Choose Destination
Behav Brain Res. 2014 Jun 1;266:46-51. doi: 10.1016/j.bbr.2014.02.045. Epub 2014 Mar 5.

Embryonic intraventricular exposure to autism-specific maternal autoantibodies produces alterations in autistic-like stereotypical behaviors in offspring mice.

Author information

Department of Pathology and Laboratory Medicine, UC Davis, 95817.
Institute for Pediatric Regenerative Medicine and Shriners Hospitals for Children Northern California, 95817.
M.I.N.D. Institute, UC Davis, 95817.
Department of Rheumatology/Allergy and Clinical Immunology, UC Davis, 95616.
Department of Psychiatry and Behavioral Sciences, UC Davis, 95817.
Contributed equally


Multiple studies have implicated a role of maternal autoantibodies reactive against fetal brain proteins specific to autism in the etiology of autism spectrum disorders (ASD). In the current study, we examined the impact of brain-reactive maternal autoantibodies of mothers of children with autism (MAU) on offspring behavior in mice compared to offspring exposed to non-reactive IgG of mothers of typically developing children (MTD). Embryonic offspring were exposed to a single intraventricular injection of MAU or MTD IgG on embryonic day 14. Offspring were allowed to mature to adulthood and were subsequently tested for sociability and stereotypic behaviors using a 3-chambered social approach task, marble burying task, and assessment of spontaneous grooming behaviors in response to a novel environment. Results indicate that MAU offspring display autistic-like stereotypical behavior in both marble burying and spontaneous grooming behaviors. Additionally, small alterations in social approach behavior were also observed in MAU offspring compared to MTD offspring. This report demonstrates for the first time the effects of a single, low dose intraventricular exposure of IgG derived from individual MAU samples on offspring behavior.


Autism spectrum disorders; Immune; In utero exposure; Maternal antibodies; Mouse behavior
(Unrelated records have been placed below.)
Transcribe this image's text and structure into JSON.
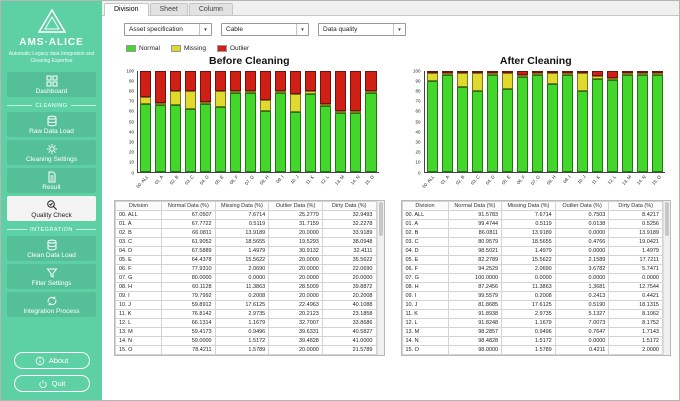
{
  "colors": {
    "sidebar": "#5dd1a4",
    "normal": "#43d62b",
    "missing": "#e0d92e",
    "outlier": "#d01f14"
  },
  "sidebar": {
    "title": "AMS·ALICE",
    "tagline": "Automatic Legacy data Integration and Cleaning Expertise",
    "sections": {
      "cleaning": "CLEANING",
      "integration": "INTEGRATION"
    },
    "items": [
      {
        "label": "Dashboard",
        "icon": "dashboard-icon"
      },
      {
        "label": "Raw Data Load",
        "icon": "database-icon"
      },
      {
        "label": "Cleaning Settings",
        "icon": "gear-icon"
      },
      {
        "label": "Result",
        "icon": "document-icon"
      },
      {
        "label": "Quality Check",
        "icon": "magnifier-check-icon"
      },
      {
        "label": "Clean Data Load",
        "icon": "database-icon"
      },
      {
        "label": "Filter Settings",
        "icon": "funnel-icon"
      },
      {
        "label": "Integration Process",
        "icon": "sync-icon"
      }
    ],
    "about_label": "About",
    "quit_label": "Quit"
  },
  "tabs": [
    {
      "label": "Division",
      "active": true
    },
    {
      "label": "Sheet",
      "active": false
    },
    {
      "label": "Column",
      "active": false
    }
  ],
  "toolbar": {
    "selects": [
      {
        "value": "Asset specification"
      },
      {
        "value": "Cable"
      },
      {
        "value": "Data quality"
      }
    ]
  },
  "legend": [
    {
      "label": "Normal",
      "color": "#43d62b"
    },
    {
      "label": "Missing",
      "color": "#e0d92e"
    },
    {
      "label": "Outlier",
      "color": "#d01f14"
    }
  ],
  "chart_data": [
    {
      "type": "bar",
      "stacked": true,
      "title": "Before Cleaning",
      "ylim": [
        0,
        100
      ],
      "grid": false,
      "categories": [
        "00. ALL",
        "01. A",
        "02. B",
        "03. C",
        "04. D",
        "05. E",
        "06. F",
        "07. G",
        "08. H",
        "09. I",
        "10. J",
        "11. K",
        "12. L",
        "13. M",
        "14. N",
        "15. O"
      ],
      "series": [
        {
          "name": "Normal",
          "color": "#43d62b",
          "values": [
            67.0507,
            67.7722,
            66.0811,
            61.9052,
            67.5889,
            64.4378,
            77.931,
            80.0,
            60.1128,
            79.7992,
            59.8912,
            76.8142,
            66.1314,
            59.4173,
            59.0,
            78.4211
          ]
        },
        {
          "name": "Missing",
          "color": "#e0d92e",
          "values": [
            7.6714,
            0.5119,
            13.9189,
            18.5655,
            1.4979,
            15.5622,
            2.069,
            0.0,
            11.3863,
            0.2008,
            17.6125,
            2.9735,
            1.1679,
            0.9496,
            1.5172,
            1.5789
          ]
        },
        {
          "name": "Outlier",
          "color": "#d01f14",
          "values": [
            25.2779,
            31.7159,
            20.0,
            19.5293,
            30.9132,
            20.0,
            20.0,
            20.0,
            28.5009,
            20.0,
            22.4963,
            20.2123,
            32.7007,
            39.6331,
            39.4828,
            20.0
          ]
        }
      ]
    },
    {
      "type": "bar",
      "stacked": true,
      "title": "After Cleaning",
      "ylim": [
        0,
        100
      ],
      "grid": false,
      "categories": [
        "00. ALL",
        "01. A",
        "02. B",
        "03. C",
        "04. D",
        "05. E",
        "06. F",
        "07. G",
        "08. H",
        "09. I",
        "10. J",
        "11. K",
        "12. L",
        "13. M",
        "14. N",
        "15. O"
      ],
      "series": [
        {
          "name": "Normal",
          "color": "#43d62b",
          "values": [
            91.5783,
            99.4744,
            86.0811,
            80.9579,
            98.5021,
            82.2789,
            94.2529,
            100.0,
            87.2456,
            99.5579,
            81.8685,
            91.8938,
            91.8248,
            98.2857,
            98.4828,
            98.0
          ]
        },
        {
          "name": "Missing",
          "color": "#e0d92e",
          "values": [
            7.6714,
            0.5119,
            13.9189,
            18.5655,
            1.4979,
            15.5622,
            2.069,
            0.0,
            11.3863,
            0.2008,
            17.6125,
            2.9735,
            1.1679,
            0.9496,
            1.5172,
            1.5789
          ]
        },
        {
          "name": "Outlier",
          "color": "#d01f14",
          "values": [
            0.7503,
            0.0138,
            0.0,
            0.4766,
            0.0,
            2.1589,
            3.6782,
            0.0,
            1.3681,
            0.2413,
            0.519,
            5.1327,
            7.0073,
            0.7647,
            0.0,
            0.4211
          ]
        }
      ]
    }
  ],
  "tables": {
    "headers": [
      "Division",
      "Normal Data (%)",
      "Missing Data (%)",
      "Outlier Data (%)",
      "Dirty Data (%)"
    ],
    "before_rows": [
      [
        "00. ALL",
        "67.0507",
        "7.6714",
        "25.2779",
        "32.9493"
      ],
      [
        "01. A",
        "67.7722",
        "0.5119",
        "31.7159",
        "32.2278"
      ],
      [
        "02. B",
        "66.0811",
        "13.9189",
        "20.0000",
        "33.9189"
      ],
      [
        "03. C",
        "61.9052",
        "18.5655",
        "19.5293",
        "38.0948"
      ],
      [
        "04. D",
        "67.5889",
        "1.4979",
        "30.9132",
        "32.4111"
      ],
      [
        "05. E",
        "64.4378",
        "15.5622",
        "20.0000",
        "35.5622"
      ],
      [
        "06. F",
        "77.9310",
        "2.0690",
        "20.0000",
        "22.0690"
      ],
      [
        "07. G",
        "80.0000",
        "0.0000",
        "20.0000",
        "20.0000"
      ],
      [
        "08. H",
        "60.1128",
        "11.3863",
        "28.5009",
        "39.8872"
      ],
      [
        "09. I",
        "79.7992",
        "0.2008",
        "20.0000",
        "20.2008"
      ],
      [
        "10. J",
        "59.8912",
        "17.6125",
        "22.4963",
        "40.1088"
      ],
      [
        "11. K",
        "76.8142",
        "2.9735",
        "20.2123",
        "23.1858"
      ],
      [
        "12. L",
        "66.1314",
        "1.1679",
        "32.7007",
        "33.8686"
      ],
      [
        "13. M",
        "59.4173",
        "0.9496",
        "39.6331",
        "40.5827"
      ],
      [
        "14. N",
        "59.0000",
        "1.5172",
        "39.4828",
        "41.0000"
      ],
      [
        "15. O",
        "78.4211",
        "1.5789",
        "20.0000",
        "21.5789"
      ]
    ],
    "after_rows": [
      [
        "00. ALL",
        "91.5783",
        "7.6714",
        "0.7503",
        "8.4217"
      ],
      [
        "01. A",
        "99.4744",
        "0.5119",
        "0.0138",
        "0.5256"
      ],
      [
        "02. B",
        "86.0811",
        "13.9189",
        "0.0000",
        "13.9189"
      ],
      [
        "03. C",
        "80.9579",
        "18.5655",
        "0.4766",
        "19.0421"
      ],
      [
        "04. D",
        "98.5021",
        "1.4979",
        "0.0000",
        "1.4979"
      ],
      [
        "05. E",
        "82.2789",
        "15.5622",
        "2.1589",
        "17.7211"
      ],
      [
        "06. F",
        "94.2529",
        "2.0690",
        "3.6782",
        "5.7471"
      ],
      [
        "07. G",
        "100.0000",
        "0.0000",
        "0.0000",
        "0.0000"
      ],
      [
        "08. H",
        "87.2456",
        "11.3863",
        "1.3681",
        "12.7544"
      ],
      [
        "09. I",
        "99.5579",
        "0.2008",
        "0.2413",
        "0.4421"
      ],
      [
        "10. J",
        "81.8685",
        "17.6125",
        "0.5190",
        "18.1315"
      ],
      [
        "11. K",
        "91.8938",
        "2.9735",
        "5.1327",
        "8.1062"
      ],
      [
        "12. L",
        "91.8248",
        "1.1679",
        "7.0073",
        "8.1752"
      ],
      [
        "13. M",
        "98.2857",
        "0.9496",
        "0.7647",
        "1.7143"
      ],
      [
        "14. N",
        "98.4828",
        "1.5172",
        "0.0000",
        "1.5172"
      ],
      [
        "15. O",
        "98.0000",
        "1.5789",
        "0.4211",
        "2.0000"
      ]
    ]
  }
}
[Indexed for MEDLINE]
Free PMC Article

Supplemental Content

Full text links

Icon for Elsevier Science Icon for PubMed Central
Loading ...
Support Center